    resting potential

  • Difference in charge between two regions that allows a flow of current if the two regions are connected.

    voltage gradient

  • Transgenic technique that combines genetics and light to control targeted cells in living tissue.


  • Large, brief reversal in the polarity of an axon.

    action potential

  • Refers to the state of an axon in the repolarizing period during which a new action potential cannot be elicited (with some exceptions), because gate 2 of sodium channels, which is not voltage sensitive, is closed.

    absolutely refractory

  • Movement of ions from an area of higher concentration to an area of lower concentration through random motion.


  • Brief depolarization of a neuron membrane in response to stimulation, making the neuron more likely to produce an action potential.

    excitatory postsynaptic potential

  • Graph that records electrical activity through the skull or from the brain and represents graded potentials of many neurons.


  • Reverse movement of an action potential into the dendritic field of a neuron; postulated to play a role in plastic changes that underlie learning.

    back propagation

  • Decrease in electrical charge across a membrane, usually due to the inward flow of sodium ions.


  • A microscopic insulated wire or a salt-water-filled glass tube of which the uninsulated tip is used to stimulate or record from neurons.


  • Differences in concentration of a substance among regions of a container that allow the substance to diffuse from an area of higher concentration to an area of lower concentration.

    concentration gradient

  • Refers to the state of an axon in the later phase of an action potential during which increased electrical current is required to produce another action potential; a phase during which potassium channels are still open.

    relatively refractory

  • Graded potentials that occur at approximately the same location and time on a membrane are summed.

    spatial summation

  • Increase in electrical charge across a membrane, usually due to the inward flow of chloride or sodium ions or the outward flow of potassium ions.


  • Device that measures the flow and the strength of electrical voltage by recording the difference in electrical potential between two bodies.


  • Propagation of an action potential at successive nodes of Ranvier; saltatory means jumping or dancing

    saltatory conduction

  • Gated protein channel that opens or closes only at specific membrane voltages.

    voltage-sensitive channel

  • The part of an axon that is not covered by myelin.

    node of Ranvier

  • Device that serves as a sensitive voltmeter by registering the flow of electrons to measure voltage.

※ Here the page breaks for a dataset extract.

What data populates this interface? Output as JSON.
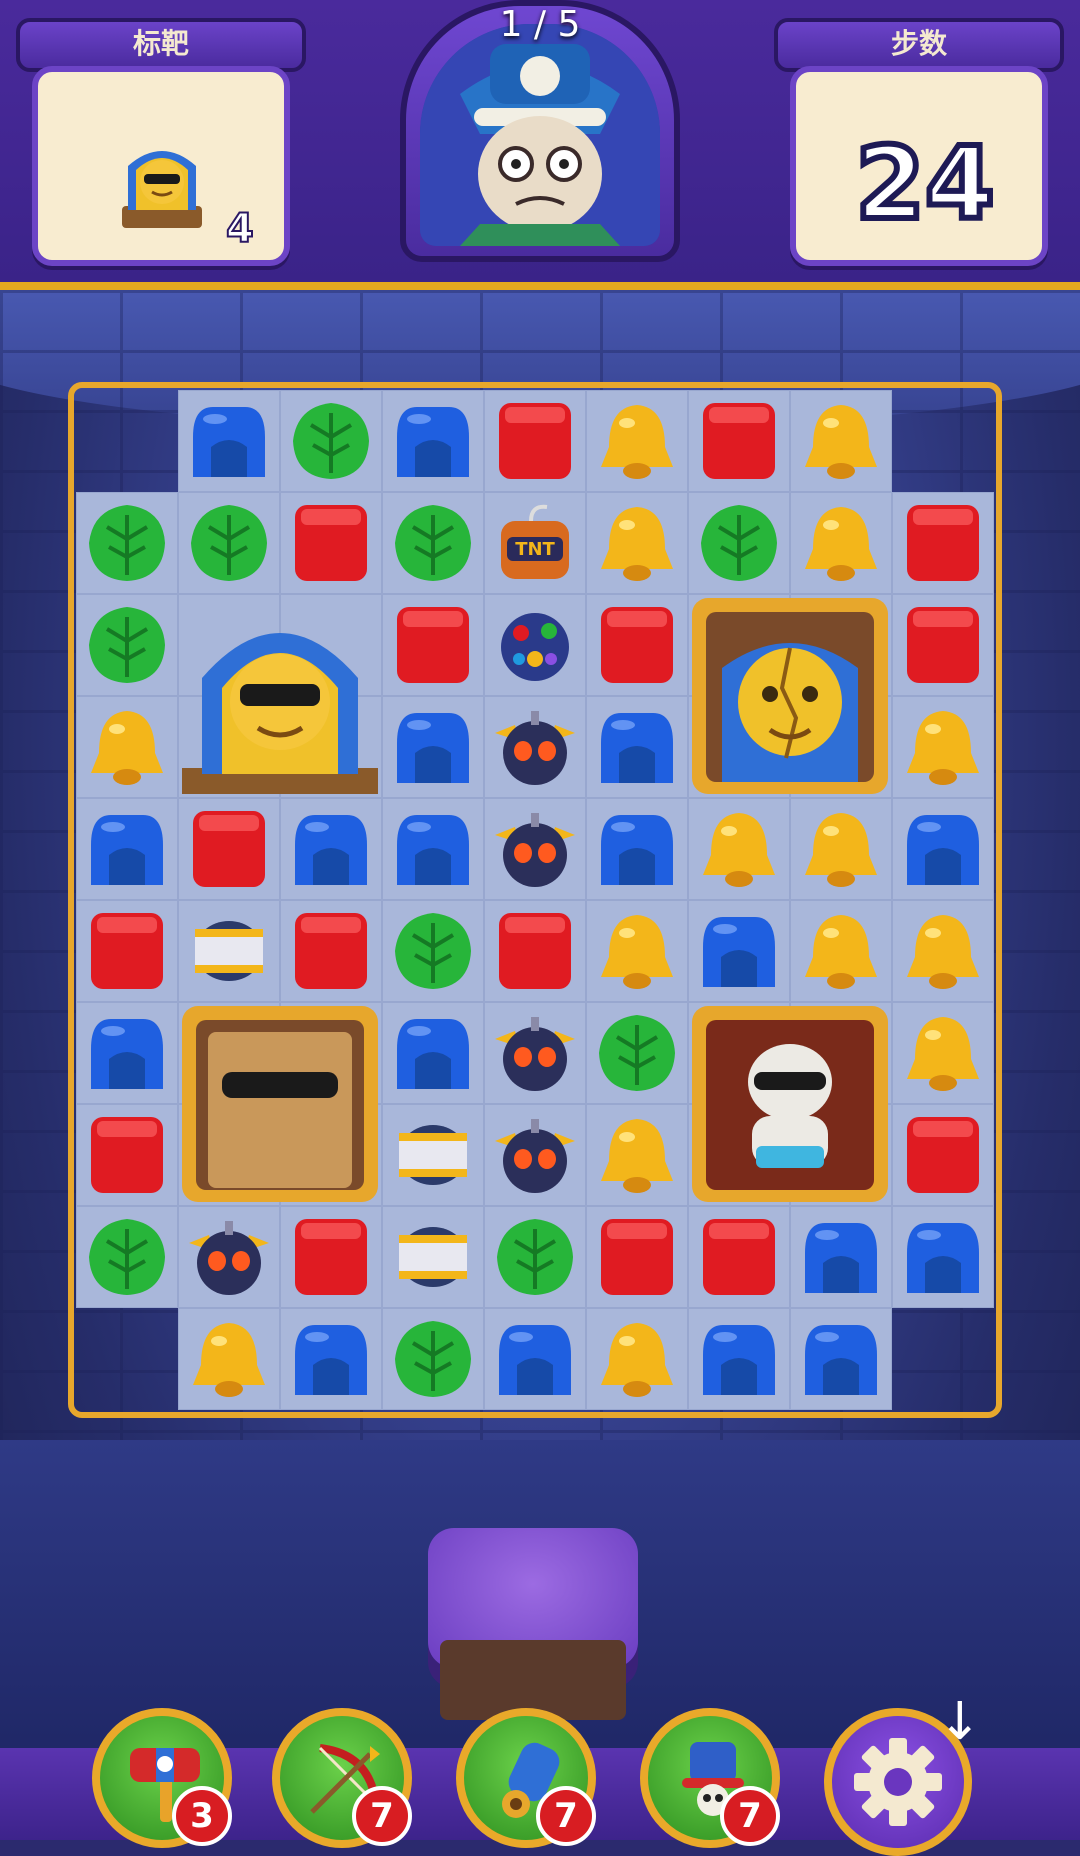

  • Ion channel on a tactile sensory neuron that activates in response to stretching of the membrane, initiating a nerve impulse.

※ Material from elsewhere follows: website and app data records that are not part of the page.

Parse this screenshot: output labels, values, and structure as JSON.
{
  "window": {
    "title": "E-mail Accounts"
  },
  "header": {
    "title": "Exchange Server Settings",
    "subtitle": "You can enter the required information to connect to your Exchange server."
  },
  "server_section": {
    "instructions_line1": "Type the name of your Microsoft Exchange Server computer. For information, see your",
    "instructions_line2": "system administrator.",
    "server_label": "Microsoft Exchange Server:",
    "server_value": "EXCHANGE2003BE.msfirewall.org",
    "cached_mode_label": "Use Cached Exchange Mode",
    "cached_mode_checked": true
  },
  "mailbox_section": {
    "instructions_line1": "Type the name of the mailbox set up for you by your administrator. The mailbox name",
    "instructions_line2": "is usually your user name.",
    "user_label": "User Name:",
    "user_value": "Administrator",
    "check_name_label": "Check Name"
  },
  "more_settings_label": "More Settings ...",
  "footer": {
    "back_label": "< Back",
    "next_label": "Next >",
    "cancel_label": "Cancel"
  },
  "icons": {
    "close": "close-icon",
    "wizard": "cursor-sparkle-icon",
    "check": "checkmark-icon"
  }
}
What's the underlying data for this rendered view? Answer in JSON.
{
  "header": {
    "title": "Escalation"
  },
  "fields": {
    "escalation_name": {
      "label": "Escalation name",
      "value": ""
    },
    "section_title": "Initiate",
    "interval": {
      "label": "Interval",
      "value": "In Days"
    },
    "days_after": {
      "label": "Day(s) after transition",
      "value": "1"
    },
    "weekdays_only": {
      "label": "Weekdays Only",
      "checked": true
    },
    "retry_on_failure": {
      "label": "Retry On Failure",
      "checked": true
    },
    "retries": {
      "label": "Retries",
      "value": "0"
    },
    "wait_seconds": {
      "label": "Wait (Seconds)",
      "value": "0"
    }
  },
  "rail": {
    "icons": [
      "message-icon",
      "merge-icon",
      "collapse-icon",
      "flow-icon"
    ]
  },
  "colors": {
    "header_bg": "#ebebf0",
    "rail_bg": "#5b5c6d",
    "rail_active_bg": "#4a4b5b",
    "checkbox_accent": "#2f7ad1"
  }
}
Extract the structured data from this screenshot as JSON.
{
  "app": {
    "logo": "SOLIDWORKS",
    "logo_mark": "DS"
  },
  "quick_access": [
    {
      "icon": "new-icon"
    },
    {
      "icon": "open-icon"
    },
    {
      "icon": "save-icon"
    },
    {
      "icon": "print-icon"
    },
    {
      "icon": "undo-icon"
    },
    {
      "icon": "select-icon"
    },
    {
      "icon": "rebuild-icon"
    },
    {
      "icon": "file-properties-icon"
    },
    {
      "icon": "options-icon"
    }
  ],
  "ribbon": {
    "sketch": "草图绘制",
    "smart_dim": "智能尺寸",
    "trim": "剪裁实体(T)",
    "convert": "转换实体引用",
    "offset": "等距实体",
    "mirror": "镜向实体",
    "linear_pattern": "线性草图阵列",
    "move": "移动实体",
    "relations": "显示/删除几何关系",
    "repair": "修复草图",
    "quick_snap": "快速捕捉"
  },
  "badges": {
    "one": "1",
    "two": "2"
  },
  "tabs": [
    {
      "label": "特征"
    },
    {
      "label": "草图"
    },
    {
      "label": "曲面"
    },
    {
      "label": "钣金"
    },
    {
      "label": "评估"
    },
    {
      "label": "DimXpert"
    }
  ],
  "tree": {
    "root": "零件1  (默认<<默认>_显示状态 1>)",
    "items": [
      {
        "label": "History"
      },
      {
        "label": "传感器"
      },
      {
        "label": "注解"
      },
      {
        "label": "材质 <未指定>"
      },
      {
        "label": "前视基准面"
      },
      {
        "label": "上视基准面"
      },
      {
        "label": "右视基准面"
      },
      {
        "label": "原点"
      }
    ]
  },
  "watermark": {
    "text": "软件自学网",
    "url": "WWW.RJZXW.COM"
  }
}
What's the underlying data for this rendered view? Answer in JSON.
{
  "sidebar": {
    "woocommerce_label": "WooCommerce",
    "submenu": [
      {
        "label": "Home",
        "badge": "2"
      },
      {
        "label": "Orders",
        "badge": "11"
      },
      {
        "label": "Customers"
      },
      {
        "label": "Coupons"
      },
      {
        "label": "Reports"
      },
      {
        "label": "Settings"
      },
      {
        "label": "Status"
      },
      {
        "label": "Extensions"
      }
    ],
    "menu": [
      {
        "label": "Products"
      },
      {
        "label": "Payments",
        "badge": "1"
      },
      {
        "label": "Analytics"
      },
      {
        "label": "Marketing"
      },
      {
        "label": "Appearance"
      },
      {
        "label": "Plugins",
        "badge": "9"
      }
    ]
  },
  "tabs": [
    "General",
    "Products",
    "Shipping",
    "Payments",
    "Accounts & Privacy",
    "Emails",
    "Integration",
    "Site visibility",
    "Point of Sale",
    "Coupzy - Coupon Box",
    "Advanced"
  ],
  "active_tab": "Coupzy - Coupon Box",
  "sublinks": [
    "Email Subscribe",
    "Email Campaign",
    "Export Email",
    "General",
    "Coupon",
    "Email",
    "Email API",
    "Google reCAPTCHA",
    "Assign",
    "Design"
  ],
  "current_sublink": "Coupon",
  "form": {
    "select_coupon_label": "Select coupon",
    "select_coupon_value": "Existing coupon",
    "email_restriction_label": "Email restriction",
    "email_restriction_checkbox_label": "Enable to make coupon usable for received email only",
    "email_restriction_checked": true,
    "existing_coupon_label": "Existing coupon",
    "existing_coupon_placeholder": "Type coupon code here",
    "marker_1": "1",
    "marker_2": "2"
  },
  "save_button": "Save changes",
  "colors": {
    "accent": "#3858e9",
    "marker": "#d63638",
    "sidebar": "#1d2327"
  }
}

    stretch-sensitive channel

  • Small voltage fluctuation in the cell membrane restricted to the vicinity on the axon where ion concentrations change to cause a brief increase (hyperpolarization) or decrease (depolarization) in electrical charge across the cell membrane.

    graded potential

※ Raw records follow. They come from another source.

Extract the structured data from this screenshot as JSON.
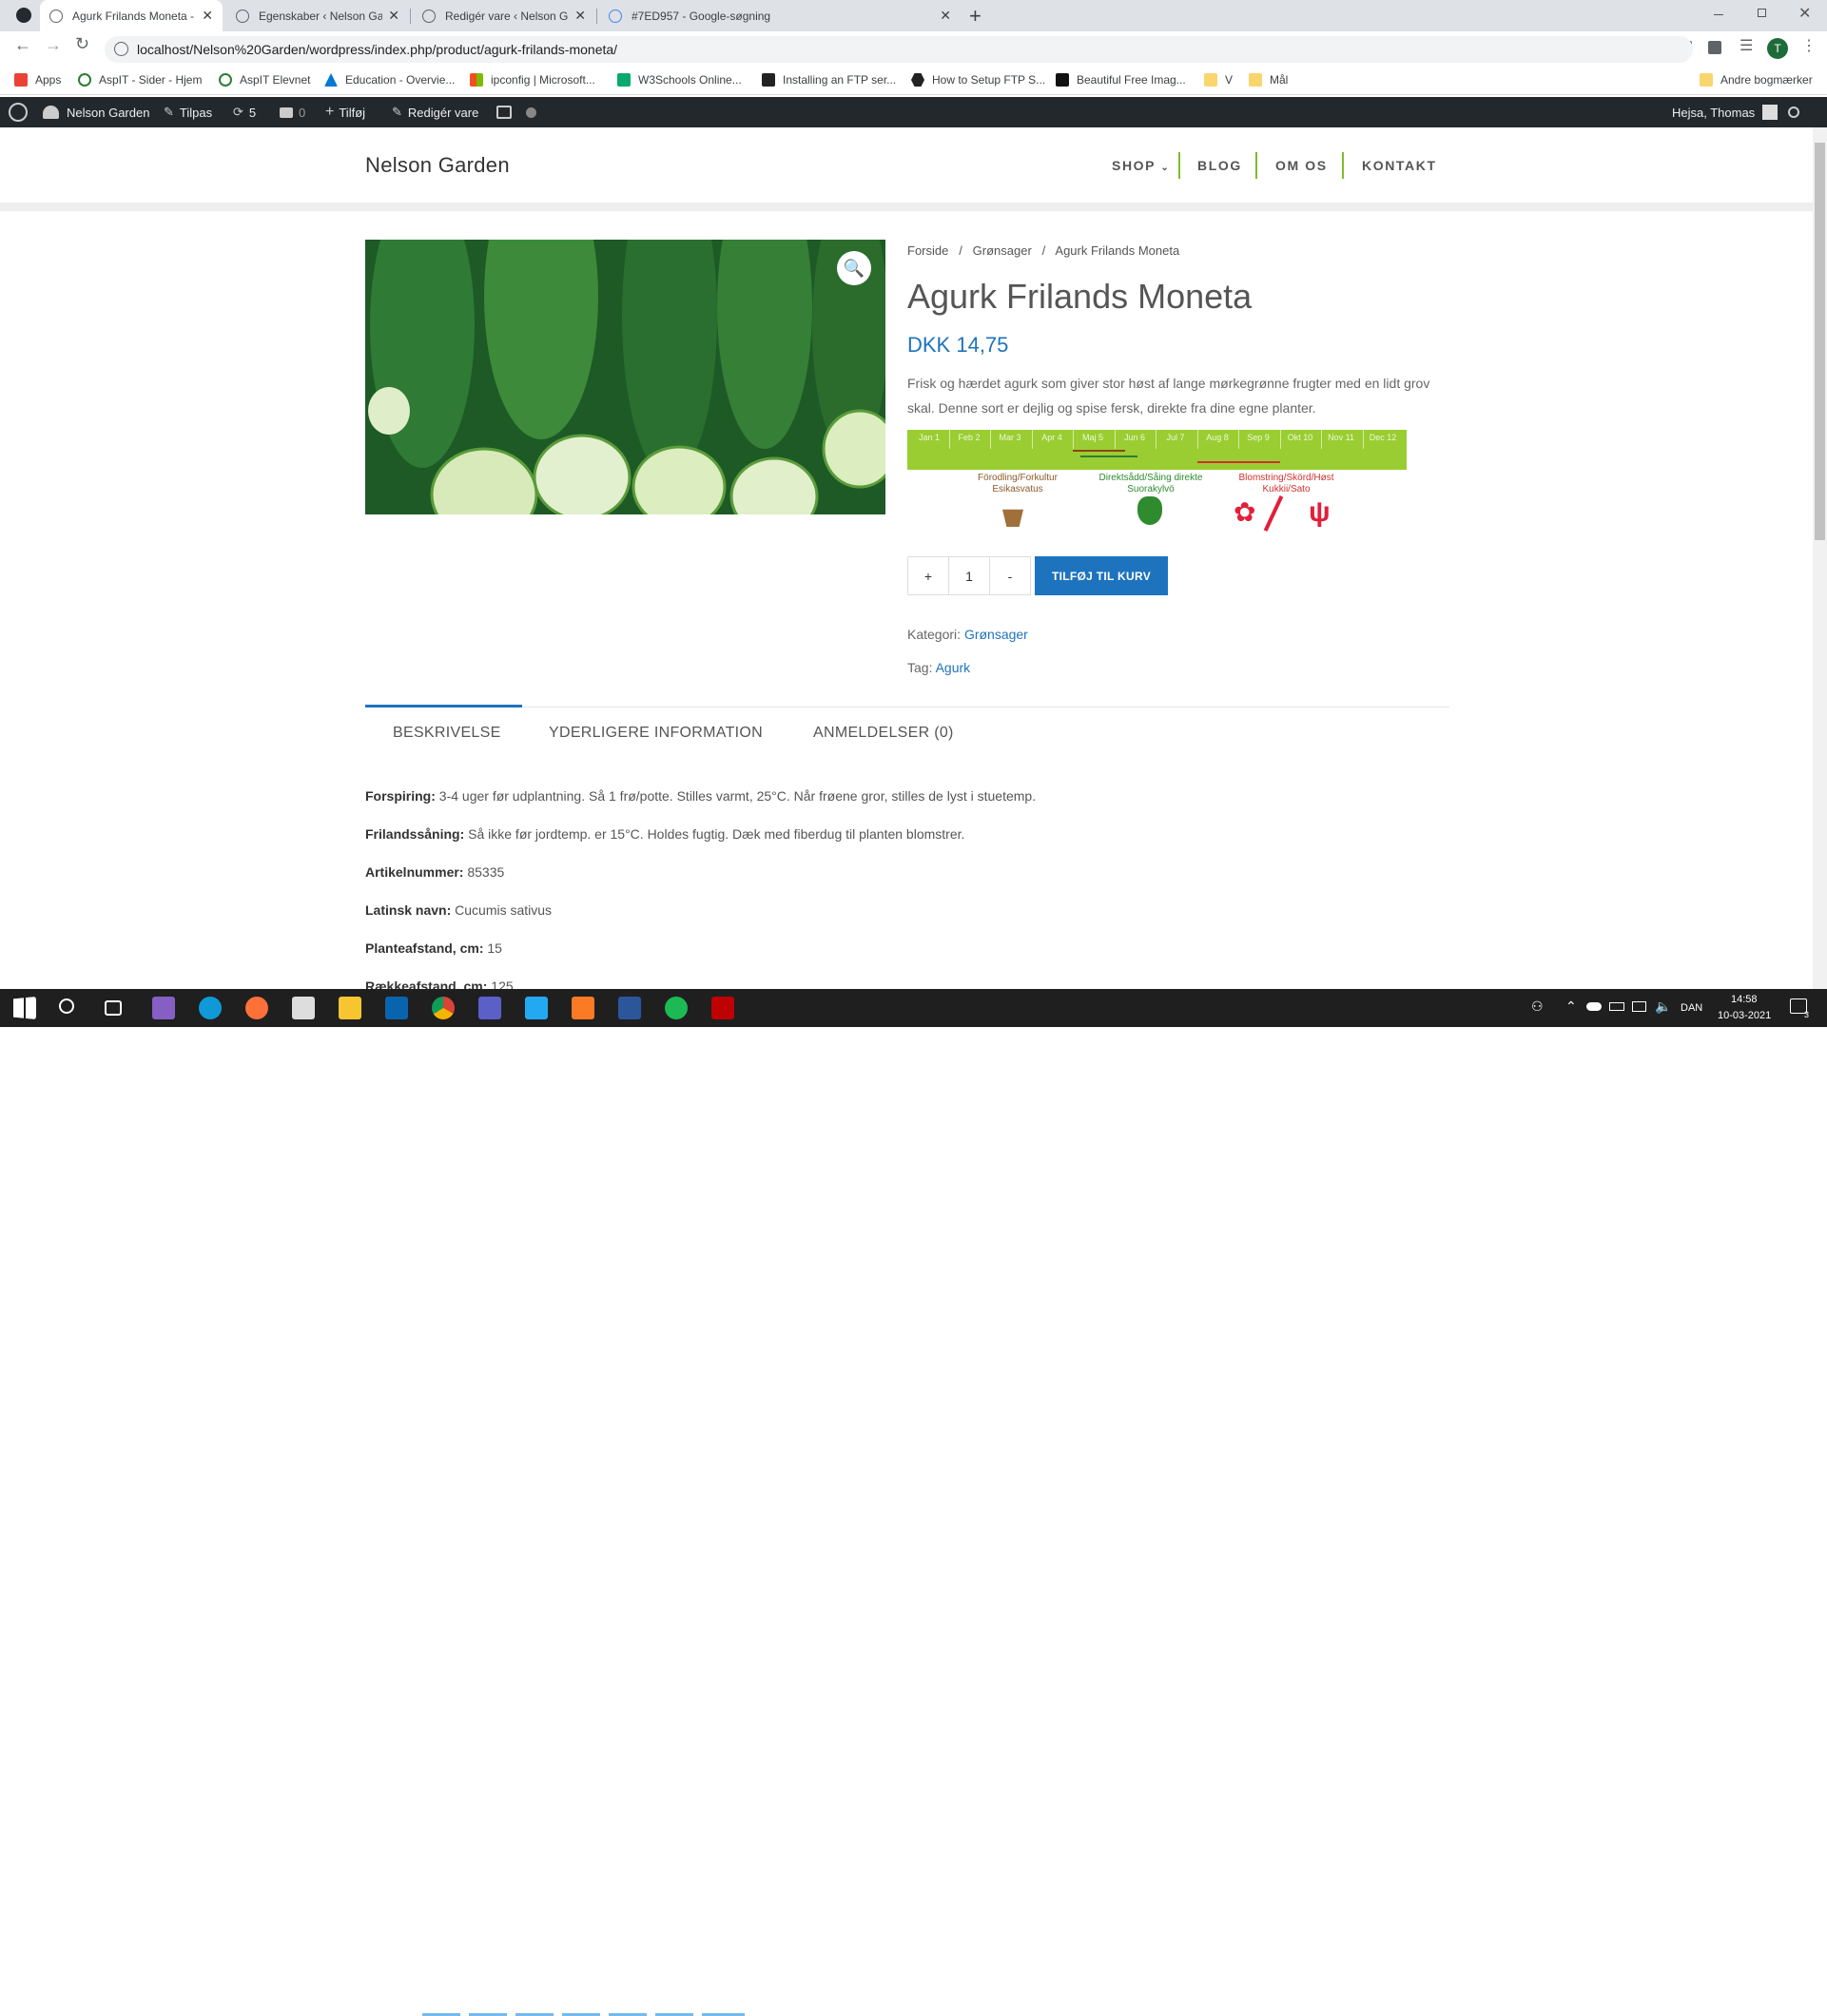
{
  "browser": {
    "tabs": [
      {
        "title": "Agurk Frilands Moneta - Nelson"
      },
      {
        "title": "Egenskaber ‹ Nelson Garden — V"
      },
      {
        "title": "Redigér vare ‹ Nelson Garden —"
      },
      {
        "title": "#7ED957 - Google-søgning"
      }
    ],
    "new_tab": "+",
    "url": "localhost/Nelson%20Garden/wordpress/index.php/product/agurk-frilands-moneta/",
    "profile_initial": "T",
    "bookmarks": [
      {
        "label": "Apps"
      },
      {
        "label": "AspIT - Sider - Hjem"
      },
      {
        "label": "AspIT Elevnet"
      },
      {
        "label": "Education - Overvie..."
      },
      {
        "label": "ipconfig | Microsoft..."
      },
      {
        "label": "W3Schools Online..."
      },
      {
        "label": "Installing an FTP ser..."
      },
      {
        "label": "How to Setup FTP S..."
      },
      {
        "label": "Beautiful Free Imag..."
      },
      {
        "label": "V"
      },
      {
        "label": "Mål"
      }
    ],
    "other_bookmarks": "Andre bogmærker"
  },
  "wpbar": {
    "site": "Nelson Garden",
    "customize": "Tilpas",
    "updates": "5",
    "comments": "0",
    "add_new": "Tilføj",
    "edit_product": "Redigér vare",
    "greeting": "Hejsa, Thomas"
  },
  "site": {
    "title": "Nelson Garden",
    "nav": [
      "SHOP",
      "BLOG",
      "OM OS",
      "KONTAKT"
    ]
  },
  "product": {
    "breadcrumb": [
      "Forside",
      "/",
      "Grønsager",
      "/",
      "Agurk Frilands Moneta"
    ],
    "title": "Agurk Frilands Moneta",
    "price": "DKK 14,75",
    "description": "Frisk og hærdet agurk som giver stor høst af lange mørkegrønne frugter med en lidt grov skal. Denne sort er dejlig og spise fersk, direkte fra dine egne planter.",
    "calendar": {
      "months": [
        "Jan 1",
        "Feb 2",
        "Mar 3",
        "Apr 4",
        "Maj 5",
        "Jun 6",
        "Jul 7",
        "Aug 8",
        "Sep 9",
        "Okt 10",
        "Nov 11",
        "Dec 12"
      ],
      "label_1": "Förodling/Forkultur",
      "label_1b": "Esikasvatus",
      "label_2": "Direktsådd/Såing direkte",
      "label_2b": "Suorakylvö",
      "label_3": "Blomstring/Skörd/Høst",
      "label_3b": "Kukkii/Sato"
    },
    "qty_plus": "+",
    "qty_value": "1",
    "qty_minus": "-",
    "add_to_cart": "TILFØJ TIL KURV",
    "category_label": "Kategori:",
    "category": "Grønsager",
    "tag_label": "Tag:",
    "tag": "Agurk",
    "tabs": [
      "BESKRIVELSE",
      "YDERLIGERE INFORMATION",
      "ANMELDELSER (0)"
    ],
    "details": [
      {
        "label": "Forspiring:",
        "value": " 3-4 uger før udplantning. Så 1 frø/potte. Stilles varmt, 25°C. Når frøene gror, stilles de lyst i stuetemp."
      },
      {
        "label": "Frilandssåning:",
        "value": " Så ikke før jordtemp. er 15°C. Holdes fugtig. Dæk med fiberdug til planten blomstrer."
      },
      {
        "label": "Artikelnummer:",
        "value": " 85335"
      },
      {
        "label": "Latinsk navn:",
        "value": " Cucumis sativus"
      },
      {
        "label": "Planteafstand, cm:",
        "value": " 15"
      },
      {
        "label": "Rækkeafstand, cm:",
        "value": " 125"
      }
    ]
  },
  "taskbar": {
    "language": "DAN",
    "time": "14:58",
    "date": "10-03-2021",
    "notifications": "3"
  },
  "colors": {
    "accent": "#1e73be",
    "nav_separator": "#7fbc2a",
    "calendar_green": "#9acd32",
    "wpbar": "#23282d"
  }
}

  • Brief hyperpolarization of a neuron membrane in response to stimulation, making the neuron less likely to produce an action potential.

    inhibitory postsynaptic potential

  • Illness resulting from the loss of the immune system s ability to discriminate between foreign pathogens in the body and the body itself.

    autoimmune disease

  • On a muscle, the receptor ion complex that is activated by the release of the neurotransmitter acetylcholine from the terminal of a motor neuron.

    end plate

  • Voltage on a neural membrane at which an action potential is triggered by the opening of Na+ and K+ voltage-sensitive channels; about 250 millivolts relative to extracellular surround.

    threshold potential

  • Receptor complex that has both a receptor site for a chemical and a pore through which ions can flow.

    transmitter-sensitive channel

  • Graded potentials that occur at approximately the same time on a membrane are summed.

    temporal summation

  • Passage of an electrical current from the uninsulated tip of an electrode through tissue, resulting in changes in the electrical activity of the tissue.

    electrical stimulation

  • Propagation of an action potential on the membrane of an axon.

    nerve impulse